First, I had to find out what was going to be my direction. I saw it more as giving sort of … hints, sort of my angle, an extra angle to our life on tour. So it’s actually become quite enjoyable. The last thing I want to feel is pressure that I have to take pictures, or have to do something. If I don’t want to post anything for weeks, I have the right to do that. That needs to be the case.
But I must say it’s pretty funny, and it doesn’t stress me out. You just can’t be sucked into it too crazy, otherwise all you start doing is spending time on the phone, and that’s not what I want.

Q: You are playing doubles here with Stan Wawrinka, and spending a lot more time together than normal. Has he been coming to you, asking about how to manage expectations?

RF: Not so much. The good thing for me is that he’s not 18. He’s been on tour for a while and knows that success is just an extra mega bonus for him. Now it’s going back to the practice courts. Enjoying the limelight, but managing that so it doesn’t drain him. Maybe [he] can do things that he couldn’t do before, meet people, go to events, who knows? He always thought that may be cool.
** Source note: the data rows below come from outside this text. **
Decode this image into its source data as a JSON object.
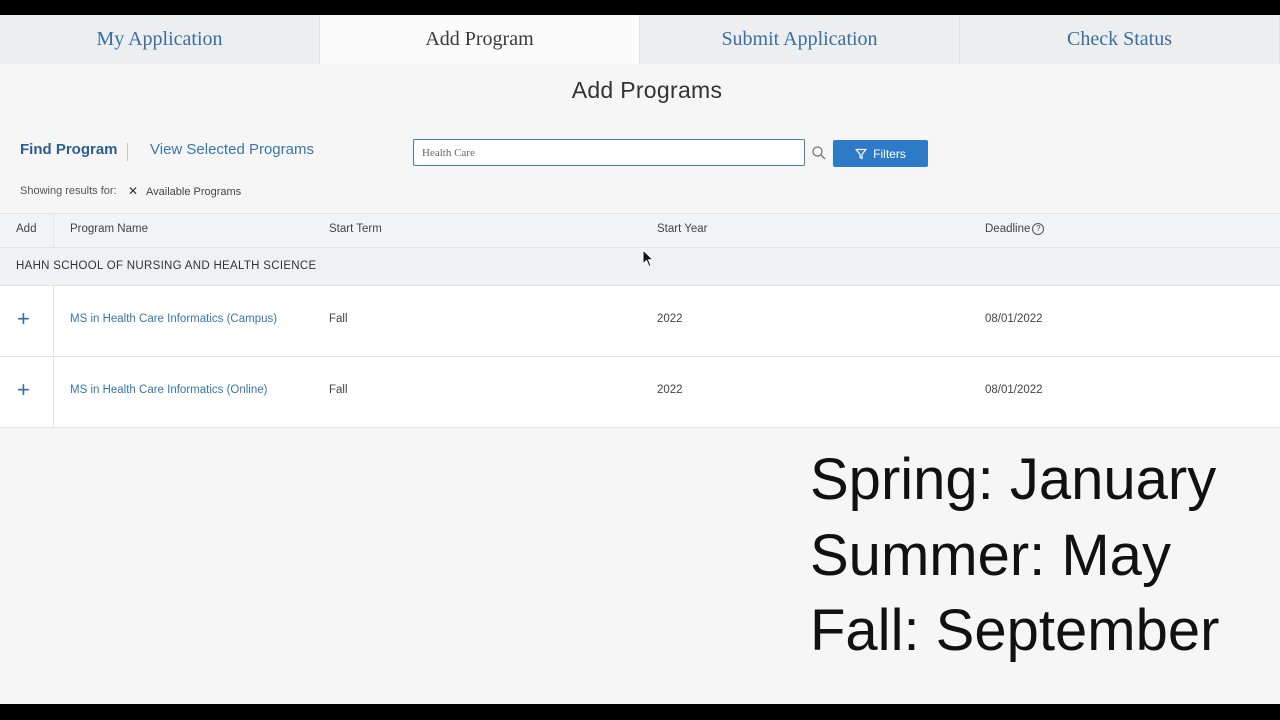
{
  "tabs": [
    {
      "label": "My Application",
      "active": false
    },
    {
      "label": "Add Program",
      "active": true
    },
    {
      "label": "Submit Application",
      "active": false
    },
    {
      "label": "Check Status",
      "active": false
    }
  ],
  "page_title": "Add Programs",
  "nav": {
    "find_program": "Find Program",
    "view_selected": "View Selected Programs"
  },
  "search": {
    "value": "Health Care"
  },
  "filters_label": "Filters",
  "showing": {
    "label": "Showing results for:",
    "chip": "Available Programs"
  },
  "table": {
    "headers": {
      "add": "Add",
      "program": "Program Name",
      "term": "Start Term",
      "year": "Start Year",
      "deadline": "Deadline"
    },
    "group": "HAHN SCHOOL OF NURSING AND HEALTH SCIENCE",
    "rows": [
      {
        "program": "MS in Health Care Informatics (Campus)",
        "term": "Fall",
        "year": "2022",
        "deadline": "08/01/2022"
      },
      {
        "program": "MS in Health Care Informatics (Online)",
        "term": "Fall",
        "year": "2022",
        "deadline": "08/01/2022"
      }
    ]
  },
  "overlay": [
    "Spring: January",
    "Summer: May",
    "Fall: September"
  ],
  "colors": {
    "accent": "#2f7ac8",
    "link": "#3a75b0"
  }
}
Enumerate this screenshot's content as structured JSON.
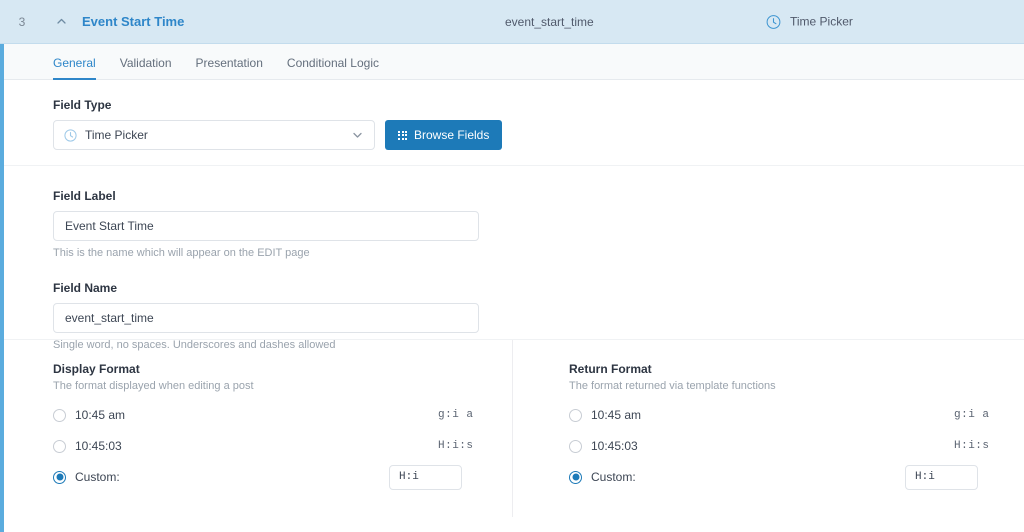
{
  "header": {
    "order": "3",
    "collapse_icon": "chevron-up-icon",
    "title": "Event Start Time",
    "field_name": "event_start_time",
    "type_icon": "clock-icon",
    "type_label": "Time Picker"
  },
  "tabs": [
    {
      "label": "General",
      "active": true
    },
    {
      "label": "Validation",
      "active": false
    },
    {
      "label": "Presentation",
      "active": false
    },
    {
      "label": "Conditional Logic",
      "active": false
    }
  ],
  "field_type": {
    "label": "Field Type",
    "select_icon": "clock-icon",
    "value": "Time Picker",
    "chevron_icon": "chevron-down-icon",
    "browse_button": {
      "icon": "grid-icon",
      "label": "Browse Fields"
    }
  },
  "field_label": {
    "label": "Field Label",
    "value": "Event Start Time",
    "hint": "This is the name which will appear on the EDIT page"
  },
  "field_name": {
    "label": "Field Name",
    "value": "event_start_time",
    "hint": "Single word, no spaces. Underscores and dashes allowed"
  },
  "display_format": {
    "title": "Display Format",
    "subtitle": "The format displayed when editing a post",
    "options": [
      {
        "label": "10:45 am",
        "code": "g:i a",
        "selected": false
      },
      {
        "label": "10:45:03",
        "code": "H:i:s",
        "selected": false
      },
      {
        "label": "Custom:",
        "code": "",
        "selected": true,
        "custom_value": "H:i"
      }
    ]
  },
  "return_format": {
    "title": "Return Format",
    "subtitle": "The format returned via template functions",
    "options": [
      {
        "label": "10:45 am",
        "code": "g:i a",
        "selected": false
      },
      {
        "label": "10:45:03",
        "code": "H:i:s",
        "selected": false
      },
      {
        "label": "Custom:",
        "code": "",
        "selected": true,
        "custom_value": "H:i"
      }
    ]
  },
  "colors": {
    "accent": "#2e86c9",
    "header_bg": "#d7e8f3",
    "button_blue": "#1d7ab8",
    "left_bar": "#5bacde"
  }
}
Then he’s done three and he’s like, that’s enough now.
It must be really enjoyable for him to be recognized more and not just as a journeyman who just happens to play very well, but actually maybe being a crowd-pleaser, an idol to some, a favorite player. [Maybe] people admire his backhand even more now, those kind of things. It must be cool for him. He stopped coming to me probably three, four years ago asking about everything, about managing his life, his forehand, his backhand, his break points, all that stuff. And I also let go, because he needed to grow up by himself and make sure he was the player he can be. Now I sometimes go to him and ask him for advice on certain players, and he still does the same sometimes. So it’s a good dynamic, and I’m happy that he is in a solid place now. I hope he can be very successful for the coming years.